[SUPPLIED INFORMATION Boundary: Start]

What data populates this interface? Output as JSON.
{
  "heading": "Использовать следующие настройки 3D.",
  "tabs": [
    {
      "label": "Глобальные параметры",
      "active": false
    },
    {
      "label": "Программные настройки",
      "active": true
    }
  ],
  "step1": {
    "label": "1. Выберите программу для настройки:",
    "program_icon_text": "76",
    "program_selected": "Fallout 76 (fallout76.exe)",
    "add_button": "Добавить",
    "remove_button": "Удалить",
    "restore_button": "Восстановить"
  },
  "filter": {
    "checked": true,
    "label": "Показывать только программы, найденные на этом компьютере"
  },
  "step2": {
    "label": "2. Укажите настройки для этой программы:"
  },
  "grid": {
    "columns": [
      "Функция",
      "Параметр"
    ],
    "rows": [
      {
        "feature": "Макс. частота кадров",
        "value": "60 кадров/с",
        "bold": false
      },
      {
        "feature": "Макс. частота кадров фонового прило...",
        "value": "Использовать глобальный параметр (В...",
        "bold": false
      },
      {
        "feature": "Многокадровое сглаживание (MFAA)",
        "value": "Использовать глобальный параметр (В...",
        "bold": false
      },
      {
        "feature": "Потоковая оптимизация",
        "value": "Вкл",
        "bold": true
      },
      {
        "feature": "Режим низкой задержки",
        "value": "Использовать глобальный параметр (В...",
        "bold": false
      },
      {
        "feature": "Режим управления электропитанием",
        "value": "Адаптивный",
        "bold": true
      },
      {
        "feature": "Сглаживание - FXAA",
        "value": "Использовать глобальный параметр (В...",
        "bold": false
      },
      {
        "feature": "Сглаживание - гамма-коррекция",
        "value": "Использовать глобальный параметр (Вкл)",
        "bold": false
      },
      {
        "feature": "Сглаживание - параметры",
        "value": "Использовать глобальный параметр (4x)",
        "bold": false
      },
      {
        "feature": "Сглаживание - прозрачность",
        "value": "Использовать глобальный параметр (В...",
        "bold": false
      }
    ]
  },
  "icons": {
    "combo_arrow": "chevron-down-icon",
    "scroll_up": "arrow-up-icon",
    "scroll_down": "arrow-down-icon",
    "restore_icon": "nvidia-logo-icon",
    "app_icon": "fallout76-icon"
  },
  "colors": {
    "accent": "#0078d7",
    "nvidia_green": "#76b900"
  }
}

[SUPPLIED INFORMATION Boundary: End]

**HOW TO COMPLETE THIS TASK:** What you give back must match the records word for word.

**THE ANSWER:**
What data populates this interface? Output as JSON.
{
  "heading": "Использовать следующие настройки 3D.",
  "tabs": [
    {
      "label": "Глобальные параметры",
      "active": false
    },
    {
      "label": "Программные настройки",
      "active": true
    }
  ],
  "step1": {
    "label": "1. Выберите программу для настройки:",
    "program_icon_text": "76",
    "program_selected": "Fallout 76 (fallout76.exe)",
    "add_button": "Добавить",
    "remove_button": "Удалить",
    "restore_button": "Восстановить"
  },
  "filter": {
    "checked": true,
    "label": "Показывать только программы, найденные на этом компьютере"
  },
  "step2": {
    "label": "2. Укажите настройки для этой программы:"
  },
  "grid": {
    "columns": [
      "Функция",
      "Параметр"
    ],
    "rows": [
      {
        "feature": "Макс. частота кадров",
        "value": "60 кадров/с",
        "bold": false
      },
      {
        "feature": "Макс. частота кадров фонового прило...",
        "value": "Использовать глобальный параметр (В...",
        "bold": false
      },
      {
        "feature": "Многокадровое сглаживание (MFAA)",
        "value": "Использовать глобальный параметр (В...",
        "bold": false
      },
      {
        "feature": "Потоковая оптимизация",
        "value": "Вкл",
        "bold": true
      },
      {
        "feature": "Режим низкой задержки",
        "value": "Использовать глобальный параметр (В...",
        "bold": false
      },
      {
        "feature": "Режим управления электропитанием",
        "value": "Адаптивный",
        "bold": true
      },
      {
        "feature": "Сглаживание - FXAA",
        "value": "Использовать глобальный параметр (В...",
        "bold": false
      },
      {
        "feature": "Сглаживание - гамма-коррекция",
        "value": "Использовать глобальный параметр (Вкл)",
        "bold": false
      },
      {
        "feature": "Сглаживание - параметры",
        "value": "Использовать глобальный параметр (4x)",
        "bold": false
      },
      {
        "feature": "Сглаживание - прозрачность",
        "value": "Использовать глобальный параметр (В...",
        "bold": false
      }
    ]
  },
  "icons": {
    "combo_arrow": "chevron-down-icon",
    "scroll_up": "arrow-up-icon",
    "scroll_down": "arrow-down-icon",
    "restore_icon": "nvidia-logo-icon",
    "app_icon": "fallout76-icon"
  },
  "colors": {
    "accent": "#0078d7",
    "nvidia_green": "#76b900"
  }
}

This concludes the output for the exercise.